The capture and pillaging of Rome by Imperial troops in 1527 marked a key moment in the political dimension of Reformation conflict. As the home of the Catholic Church, Rome made a tempting target for antipapal and iconoclastic fury; likewise, the eruption of violence in the Holy City at a moment of growing political and ideological tension made the event a volatile site for polemical engagement on both sides. Partisans of the Church, such as Thomas More, could allege and condemn outrageous Protestant violence; Lutherans could likewise celebrate a significant blow to the Vatican. Popularly remembered as marking the end of the Italian Renaissance, a curious periodising gesture, it still has a significant place in how we imagine events as demarcations and watersheds in our conception of the grand scale of history.
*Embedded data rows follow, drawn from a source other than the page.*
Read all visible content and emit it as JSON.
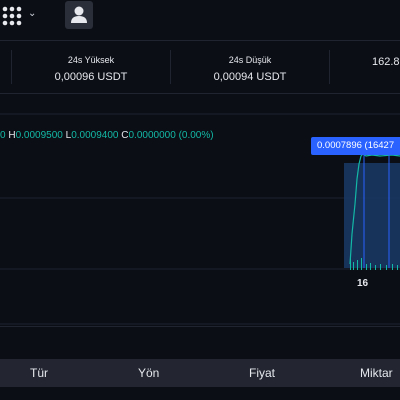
{
  "icons": {
    "apps": "apps-grid-icon",
    "chevron": "chevron-down-icon",
    "user": "user-icon"
  },
  "stats": [
    {
      "label": "",
      "value": ""
    },
    {
      "label": "24s Yüksek",
      "value": "0,00096 USDT"
    },
    {
      "label": "24s Düşük",
      "value": "0,00094 USDT"
    },
    {
      "label": "",
      "value": "162.8"
    }
  ],
  "ohlc": {
    "h_key": "H",
    "h": "0.0009500",
    "l_key": "L",
    "l": "0.0009400",
    "c_key": "C",
    "c": "0.0000000",
    "change": "(0.00%)",
    "lead": "0"
  },
  "chart": {
    "price_tag": "0.0007896 (16427",
    "x_tick": "16",
    "colors": {
      "up": "#13b8a6",
      "price_line": "#2962ff",
      "area": "#1a3a66"
    }
  },
  "table": {
    "headers": [
      "Tür",
      "Yön",
      "Fiyat",
      "Miktar"
    ]
  }
}
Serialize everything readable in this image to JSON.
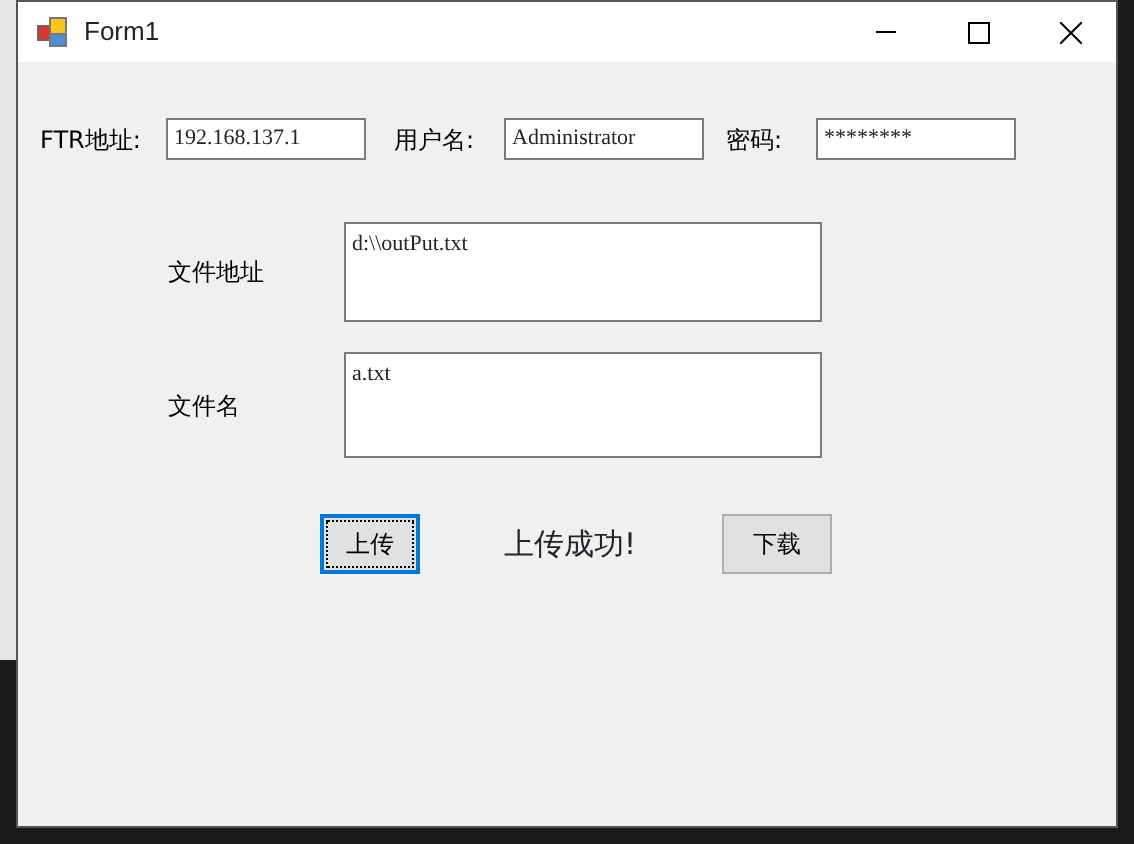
{
  "window": {
    "title": "Form1"
  },
  "connection": [
    {
      "label": "FTR地址:",
      "value": "192.168.137.1"
    },
    {
      "label": "用户名:",
      "value": "Administrator"
    },
    {
      "label": "密码:",
      "value": "********"
    }
  ],
  "files": [
    {
      "label": "文件地址",
      "value": "d:\\\\outPut.txt"
    },
    {
      "label": "文件名",
      "value": "a.txt"
    }
  ],
  "buttons": [
    {
      "label": "上传",
      "focused": true
    },
    {
      "label": "下载",
      "focused": false
    }
  ],
  "status": "上传成功!"
}
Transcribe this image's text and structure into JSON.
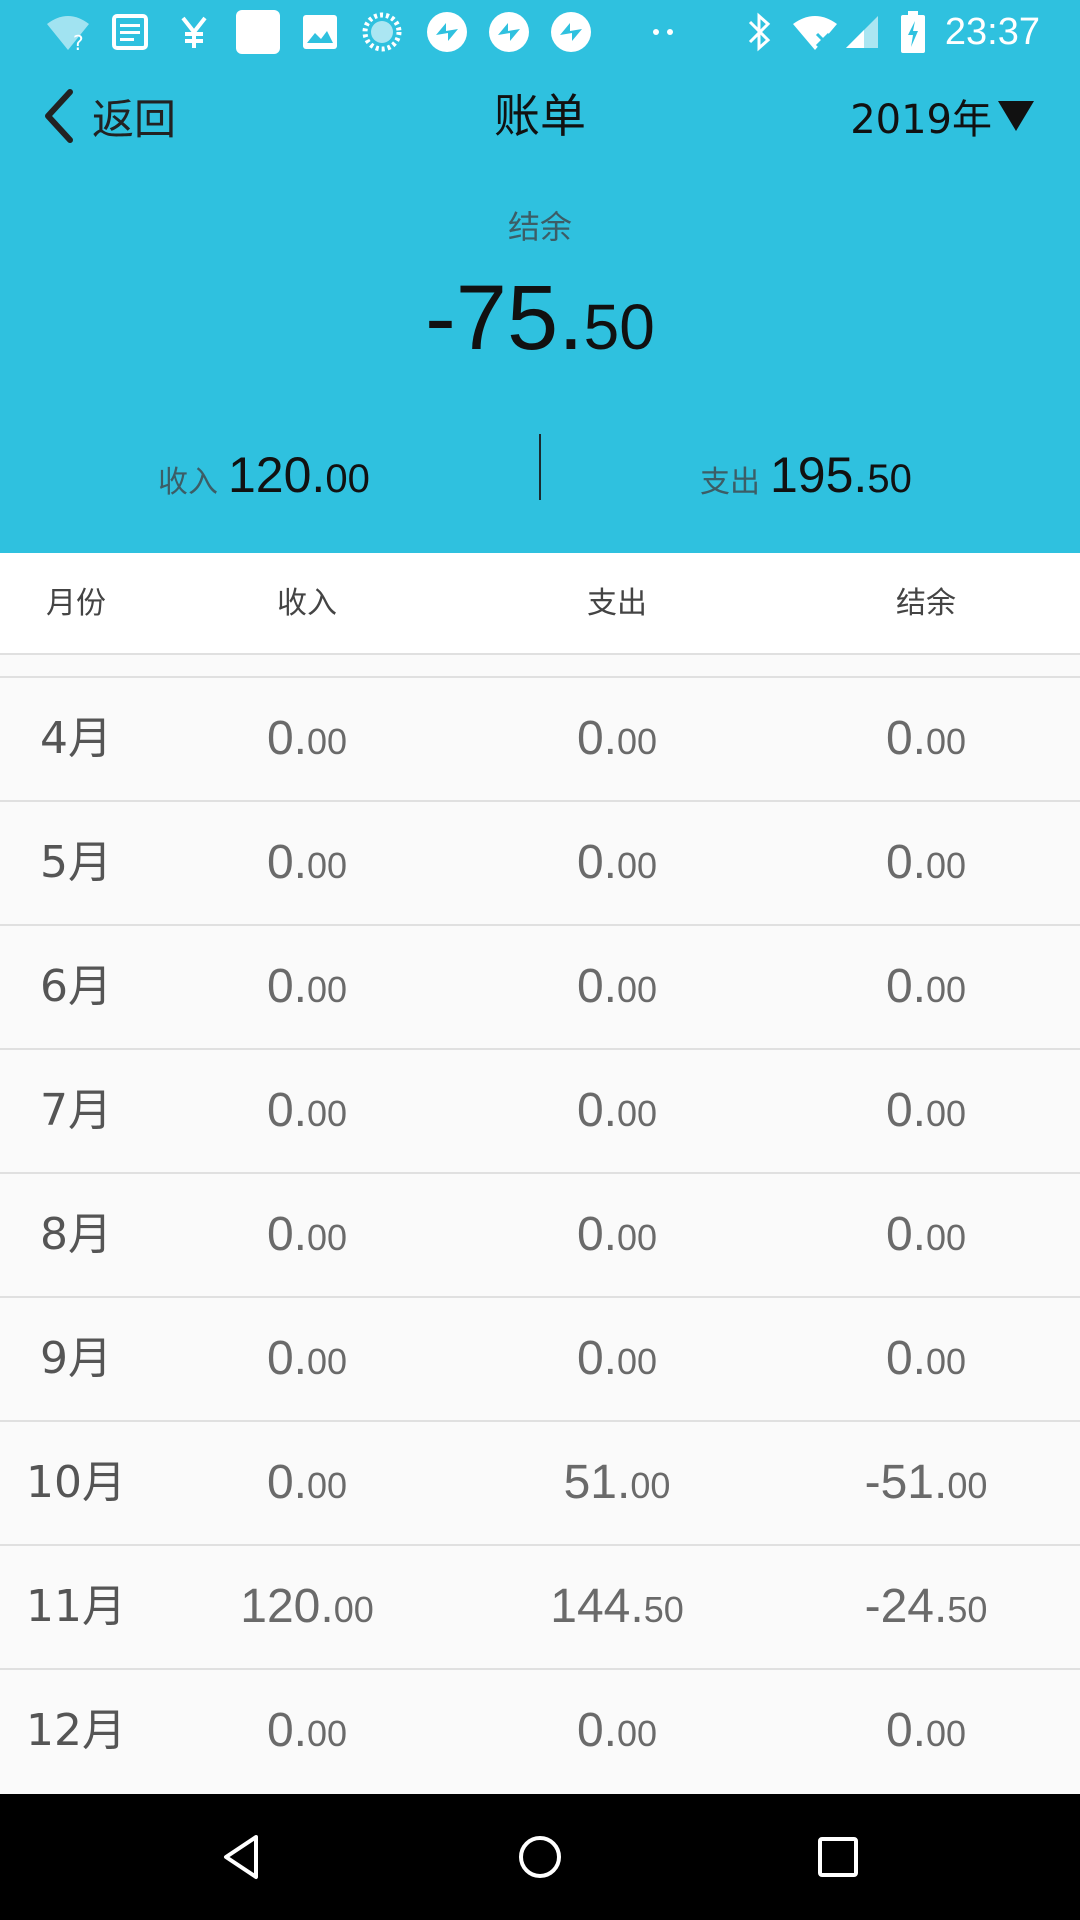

In this lavish edition of the engravings of Martin van Heemskerck (1489-1574) produced by the Philobiblon Society in a small run of 200 copies in 1870, the sack of Rome here becomes an event memorialised at two removes: first in Heemskerk’s engraving, and again in this reproduction of that engraving. The volume’s stated goal is to ‘rescue from the oblivion which attends rarity some of the contemporary engraved memorials of [Heemskerck’s] person and history’ (xv), and its interest is primarily art-historical, its introduction focusing primarily on biography of Heemskerck and an account of the development of his style and the circumstances under which he worked, with description of the events that he depicted provided as context rather than foregrounded, shifting the terms by which they are remembered. BW
Chief Victories of the Emperor Charles V, designed by Martin Heemskerck in M.D.LV, ed. William Stirling Maxwell (London: privately printed, 1870).
Judith Hook, The Sack of Rome (London, 1972).
Thomas More, Dialogue Concerning Heresies, in The Complete Works of Thomas More, 15 vols. (New Haven, 1963-97), vol. 6.1, pp. 370-2, and Richard C. Marius’ Appendix, vol. 6.2, pp. 773-7.